Website and app data records:

»»

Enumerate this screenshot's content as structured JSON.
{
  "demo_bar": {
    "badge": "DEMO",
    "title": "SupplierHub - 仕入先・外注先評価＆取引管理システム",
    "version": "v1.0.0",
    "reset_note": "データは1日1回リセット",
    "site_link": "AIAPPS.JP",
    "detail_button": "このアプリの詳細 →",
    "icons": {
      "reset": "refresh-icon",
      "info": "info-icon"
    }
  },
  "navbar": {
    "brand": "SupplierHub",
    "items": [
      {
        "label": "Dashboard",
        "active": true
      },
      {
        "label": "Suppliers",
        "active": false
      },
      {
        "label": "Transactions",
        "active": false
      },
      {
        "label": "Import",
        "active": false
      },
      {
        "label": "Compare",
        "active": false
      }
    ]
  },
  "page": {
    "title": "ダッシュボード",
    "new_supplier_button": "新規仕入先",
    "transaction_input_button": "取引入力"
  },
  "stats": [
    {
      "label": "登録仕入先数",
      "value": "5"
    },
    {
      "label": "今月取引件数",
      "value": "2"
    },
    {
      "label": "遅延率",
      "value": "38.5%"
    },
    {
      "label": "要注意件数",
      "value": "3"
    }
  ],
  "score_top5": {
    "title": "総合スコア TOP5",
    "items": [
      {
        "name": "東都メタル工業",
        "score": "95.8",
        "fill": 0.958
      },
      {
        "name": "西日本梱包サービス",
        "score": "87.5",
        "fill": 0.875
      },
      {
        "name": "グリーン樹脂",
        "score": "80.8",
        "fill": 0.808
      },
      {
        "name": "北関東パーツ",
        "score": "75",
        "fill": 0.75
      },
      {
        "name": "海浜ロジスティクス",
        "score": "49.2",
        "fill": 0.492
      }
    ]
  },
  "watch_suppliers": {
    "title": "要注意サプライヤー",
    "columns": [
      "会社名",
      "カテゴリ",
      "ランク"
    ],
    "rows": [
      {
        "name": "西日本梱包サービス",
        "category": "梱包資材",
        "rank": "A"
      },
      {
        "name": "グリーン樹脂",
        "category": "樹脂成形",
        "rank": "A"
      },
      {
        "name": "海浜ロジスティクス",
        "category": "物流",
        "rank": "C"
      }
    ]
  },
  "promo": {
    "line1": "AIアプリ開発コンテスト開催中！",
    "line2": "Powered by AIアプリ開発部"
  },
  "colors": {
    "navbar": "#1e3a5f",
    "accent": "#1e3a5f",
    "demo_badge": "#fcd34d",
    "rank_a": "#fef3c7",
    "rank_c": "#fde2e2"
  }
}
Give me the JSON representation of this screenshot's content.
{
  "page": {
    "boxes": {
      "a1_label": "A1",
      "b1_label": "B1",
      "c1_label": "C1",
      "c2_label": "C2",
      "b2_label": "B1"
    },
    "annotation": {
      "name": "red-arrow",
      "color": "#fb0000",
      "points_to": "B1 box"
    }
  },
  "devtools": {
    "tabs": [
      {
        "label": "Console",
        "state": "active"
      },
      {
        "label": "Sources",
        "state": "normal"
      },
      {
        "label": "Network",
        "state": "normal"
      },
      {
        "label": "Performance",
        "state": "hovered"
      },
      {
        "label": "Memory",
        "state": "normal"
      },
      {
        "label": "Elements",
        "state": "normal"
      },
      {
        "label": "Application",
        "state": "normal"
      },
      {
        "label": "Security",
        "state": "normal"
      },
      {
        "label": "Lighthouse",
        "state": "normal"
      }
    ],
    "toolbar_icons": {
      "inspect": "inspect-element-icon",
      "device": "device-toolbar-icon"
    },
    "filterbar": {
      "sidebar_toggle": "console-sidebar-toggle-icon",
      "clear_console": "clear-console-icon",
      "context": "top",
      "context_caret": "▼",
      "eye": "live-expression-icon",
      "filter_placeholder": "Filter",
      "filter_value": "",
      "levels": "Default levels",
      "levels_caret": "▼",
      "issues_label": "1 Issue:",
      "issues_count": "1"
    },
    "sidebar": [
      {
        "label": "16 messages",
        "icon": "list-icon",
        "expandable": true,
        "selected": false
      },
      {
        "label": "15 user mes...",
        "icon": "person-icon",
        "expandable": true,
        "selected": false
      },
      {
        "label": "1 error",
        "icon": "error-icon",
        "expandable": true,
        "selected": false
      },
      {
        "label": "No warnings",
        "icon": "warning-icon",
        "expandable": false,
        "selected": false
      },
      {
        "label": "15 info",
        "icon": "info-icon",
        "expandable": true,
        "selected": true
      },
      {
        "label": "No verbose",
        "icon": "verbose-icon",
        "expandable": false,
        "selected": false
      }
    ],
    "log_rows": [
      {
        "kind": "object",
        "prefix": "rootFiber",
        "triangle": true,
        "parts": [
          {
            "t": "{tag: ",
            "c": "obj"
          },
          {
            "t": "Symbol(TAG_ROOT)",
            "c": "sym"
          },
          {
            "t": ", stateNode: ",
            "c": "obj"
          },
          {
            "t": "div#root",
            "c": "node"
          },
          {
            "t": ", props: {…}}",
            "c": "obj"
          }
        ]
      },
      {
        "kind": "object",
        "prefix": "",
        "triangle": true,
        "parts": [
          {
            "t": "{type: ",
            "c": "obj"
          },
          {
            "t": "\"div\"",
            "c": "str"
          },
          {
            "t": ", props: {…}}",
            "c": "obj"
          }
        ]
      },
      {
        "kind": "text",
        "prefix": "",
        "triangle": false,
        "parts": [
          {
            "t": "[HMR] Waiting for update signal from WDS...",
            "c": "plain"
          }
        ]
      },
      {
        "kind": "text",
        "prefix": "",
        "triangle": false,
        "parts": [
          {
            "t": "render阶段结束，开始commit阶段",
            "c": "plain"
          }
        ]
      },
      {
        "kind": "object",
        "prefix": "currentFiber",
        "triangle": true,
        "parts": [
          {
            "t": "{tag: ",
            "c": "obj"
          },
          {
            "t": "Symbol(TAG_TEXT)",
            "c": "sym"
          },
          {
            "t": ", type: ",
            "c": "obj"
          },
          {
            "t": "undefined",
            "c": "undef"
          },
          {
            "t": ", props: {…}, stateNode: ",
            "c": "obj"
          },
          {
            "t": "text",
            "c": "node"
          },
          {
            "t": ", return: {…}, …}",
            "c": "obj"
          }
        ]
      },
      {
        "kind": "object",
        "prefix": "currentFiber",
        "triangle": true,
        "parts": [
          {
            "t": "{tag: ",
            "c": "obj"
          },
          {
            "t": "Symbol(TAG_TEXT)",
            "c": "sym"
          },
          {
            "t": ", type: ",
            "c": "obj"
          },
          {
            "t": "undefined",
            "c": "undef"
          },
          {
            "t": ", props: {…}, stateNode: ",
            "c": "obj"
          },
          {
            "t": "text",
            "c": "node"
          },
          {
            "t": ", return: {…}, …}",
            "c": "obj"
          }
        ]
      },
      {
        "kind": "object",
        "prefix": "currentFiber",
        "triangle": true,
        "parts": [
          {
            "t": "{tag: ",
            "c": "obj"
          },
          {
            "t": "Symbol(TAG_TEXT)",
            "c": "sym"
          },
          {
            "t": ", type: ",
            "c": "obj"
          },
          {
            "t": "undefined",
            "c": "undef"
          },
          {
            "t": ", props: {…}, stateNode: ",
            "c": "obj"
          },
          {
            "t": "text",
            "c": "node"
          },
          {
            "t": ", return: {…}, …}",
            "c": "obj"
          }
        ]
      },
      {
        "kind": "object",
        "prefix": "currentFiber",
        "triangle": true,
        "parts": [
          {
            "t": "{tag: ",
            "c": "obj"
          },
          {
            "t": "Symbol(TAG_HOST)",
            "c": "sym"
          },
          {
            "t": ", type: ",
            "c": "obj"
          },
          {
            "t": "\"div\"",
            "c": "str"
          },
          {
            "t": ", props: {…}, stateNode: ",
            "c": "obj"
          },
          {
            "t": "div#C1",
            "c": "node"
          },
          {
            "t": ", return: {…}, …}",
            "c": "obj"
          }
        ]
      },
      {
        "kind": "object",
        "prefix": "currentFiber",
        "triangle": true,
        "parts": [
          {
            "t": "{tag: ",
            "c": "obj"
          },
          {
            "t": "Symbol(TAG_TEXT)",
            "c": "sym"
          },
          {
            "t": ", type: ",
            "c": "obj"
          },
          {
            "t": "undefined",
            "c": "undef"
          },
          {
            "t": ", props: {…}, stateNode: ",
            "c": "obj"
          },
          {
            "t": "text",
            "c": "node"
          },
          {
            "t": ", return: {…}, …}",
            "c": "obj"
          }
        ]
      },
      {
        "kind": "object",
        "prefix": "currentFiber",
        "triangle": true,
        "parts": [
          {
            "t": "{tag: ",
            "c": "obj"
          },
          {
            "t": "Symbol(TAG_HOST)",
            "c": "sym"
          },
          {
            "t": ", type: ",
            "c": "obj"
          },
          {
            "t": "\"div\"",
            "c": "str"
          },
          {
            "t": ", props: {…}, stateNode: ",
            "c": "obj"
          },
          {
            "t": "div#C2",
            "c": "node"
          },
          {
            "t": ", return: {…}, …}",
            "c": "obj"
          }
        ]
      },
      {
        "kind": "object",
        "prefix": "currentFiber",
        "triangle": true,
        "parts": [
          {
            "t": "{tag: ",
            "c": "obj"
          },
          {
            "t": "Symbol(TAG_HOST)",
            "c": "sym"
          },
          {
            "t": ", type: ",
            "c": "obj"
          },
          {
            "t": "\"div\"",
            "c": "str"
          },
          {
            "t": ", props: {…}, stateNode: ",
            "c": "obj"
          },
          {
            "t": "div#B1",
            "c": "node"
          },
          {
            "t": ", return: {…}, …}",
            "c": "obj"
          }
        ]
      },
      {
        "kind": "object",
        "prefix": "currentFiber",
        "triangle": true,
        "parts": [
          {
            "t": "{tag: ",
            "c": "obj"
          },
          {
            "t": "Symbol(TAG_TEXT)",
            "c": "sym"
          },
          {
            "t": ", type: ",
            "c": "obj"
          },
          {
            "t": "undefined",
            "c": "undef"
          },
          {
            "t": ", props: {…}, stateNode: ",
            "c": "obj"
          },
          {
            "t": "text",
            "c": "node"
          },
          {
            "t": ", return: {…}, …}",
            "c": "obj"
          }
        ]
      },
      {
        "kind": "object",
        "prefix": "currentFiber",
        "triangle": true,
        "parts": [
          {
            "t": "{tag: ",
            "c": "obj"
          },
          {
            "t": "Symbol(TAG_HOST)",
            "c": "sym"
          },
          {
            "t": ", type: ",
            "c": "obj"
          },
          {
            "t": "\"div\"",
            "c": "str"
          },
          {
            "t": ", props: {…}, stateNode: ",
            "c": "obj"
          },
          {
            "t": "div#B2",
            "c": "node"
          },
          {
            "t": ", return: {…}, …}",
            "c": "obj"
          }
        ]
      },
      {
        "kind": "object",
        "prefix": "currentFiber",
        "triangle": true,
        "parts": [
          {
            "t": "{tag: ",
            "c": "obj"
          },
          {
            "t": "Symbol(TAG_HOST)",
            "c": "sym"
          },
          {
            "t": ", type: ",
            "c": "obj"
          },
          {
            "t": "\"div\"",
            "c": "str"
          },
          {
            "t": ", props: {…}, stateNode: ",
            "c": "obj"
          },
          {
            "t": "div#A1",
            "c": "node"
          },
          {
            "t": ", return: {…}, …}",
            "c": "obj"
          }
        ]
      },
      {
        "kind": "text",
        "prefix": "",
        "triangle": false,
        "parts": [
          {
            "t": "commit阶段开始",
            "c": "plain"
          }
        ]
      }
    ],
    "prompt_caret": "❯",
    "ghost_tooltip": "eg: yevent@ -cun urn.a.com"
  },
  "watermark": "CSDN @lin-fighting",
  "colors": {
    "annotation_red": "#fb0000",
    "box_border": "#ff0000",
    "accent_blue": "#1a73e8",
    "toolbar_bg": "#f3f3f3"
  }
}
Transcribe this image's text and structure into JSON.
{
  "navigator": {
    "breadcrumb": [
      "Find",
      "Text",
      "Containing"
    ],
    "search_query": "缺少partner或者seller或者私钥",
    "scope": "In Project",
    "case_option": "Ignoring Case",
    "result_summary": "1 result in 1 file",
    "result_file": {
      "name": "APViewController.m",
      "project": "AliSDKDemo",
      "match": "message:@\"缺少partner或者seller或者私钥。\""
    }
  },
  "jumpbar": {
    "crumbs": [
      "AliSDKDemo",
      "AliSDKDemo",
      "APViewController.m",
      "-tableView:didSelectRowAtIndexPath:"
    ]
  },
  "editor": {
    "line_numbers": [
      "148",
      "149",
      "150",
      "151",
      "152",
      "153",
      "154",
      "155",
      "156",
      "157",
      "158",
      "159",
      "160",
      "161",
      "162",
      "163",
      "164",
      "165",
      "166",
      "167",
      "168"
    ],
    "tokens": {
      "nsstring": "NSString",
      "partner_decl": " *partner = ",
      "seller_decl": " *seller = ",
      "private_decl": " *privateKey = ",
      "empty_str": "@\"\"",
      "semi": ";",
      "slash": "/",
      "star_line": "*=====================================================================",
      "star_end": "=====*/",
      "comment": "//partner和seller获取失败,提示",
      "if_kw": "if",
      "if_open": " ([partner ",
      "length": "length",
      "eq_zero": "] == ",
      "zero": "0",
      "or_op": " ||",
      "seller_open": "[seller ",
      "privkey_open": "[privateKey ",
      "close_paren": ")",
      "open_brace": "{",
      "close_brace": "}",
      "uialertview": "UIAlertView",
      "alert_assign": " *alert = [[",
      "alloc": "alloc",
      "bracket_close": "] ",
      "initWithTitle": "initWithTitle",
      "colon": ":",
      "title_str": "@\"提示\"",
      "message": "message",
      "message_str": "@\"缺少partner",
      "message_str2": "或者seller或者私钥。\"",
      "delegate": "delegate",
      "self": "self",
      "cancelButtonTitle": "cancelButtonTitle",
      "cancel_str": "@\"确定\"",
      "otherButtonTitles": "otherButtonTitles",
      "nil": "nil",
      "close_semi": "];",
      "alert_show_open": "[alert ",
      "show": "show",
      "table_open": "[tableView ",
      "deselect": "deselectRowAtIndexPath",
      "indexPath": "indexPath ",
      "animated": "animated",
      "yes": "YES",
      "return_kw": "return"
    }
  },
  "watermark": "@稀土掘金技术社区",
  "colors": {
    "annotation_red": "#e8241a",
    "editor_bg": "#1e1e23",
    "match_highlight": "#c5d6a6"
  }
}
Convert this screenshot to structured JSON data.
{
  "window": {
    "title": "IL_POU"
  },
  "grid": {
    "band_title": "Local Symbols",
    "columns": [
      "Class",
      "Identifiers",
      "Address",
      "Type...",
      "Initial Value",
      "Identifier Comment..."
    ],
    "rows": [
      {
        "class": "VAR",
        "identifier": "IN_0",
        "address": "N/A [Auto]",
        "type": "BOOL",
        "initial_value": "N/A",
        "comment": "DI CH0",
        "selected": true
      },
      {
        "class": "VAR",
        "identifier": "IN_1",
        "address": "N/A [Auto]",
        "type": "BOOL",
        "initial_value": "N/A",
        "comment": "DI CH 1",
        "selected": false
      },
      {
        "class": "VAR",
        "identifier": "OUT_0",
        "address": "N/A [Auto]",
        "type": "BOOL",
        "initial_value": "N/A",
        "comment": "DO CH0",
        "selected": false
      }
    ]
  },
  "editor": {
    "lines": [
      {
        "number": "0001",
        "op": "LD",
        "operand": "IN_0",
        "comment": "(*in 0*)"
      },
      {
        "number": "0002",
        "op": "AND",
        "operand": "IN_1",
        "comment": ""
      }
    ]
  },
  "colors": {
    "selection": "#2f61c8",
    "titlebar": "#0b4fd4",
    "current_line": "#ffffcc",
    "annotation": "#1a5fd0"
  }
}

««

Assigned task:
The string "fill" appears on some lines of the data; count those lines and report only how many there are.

Exercise output:
5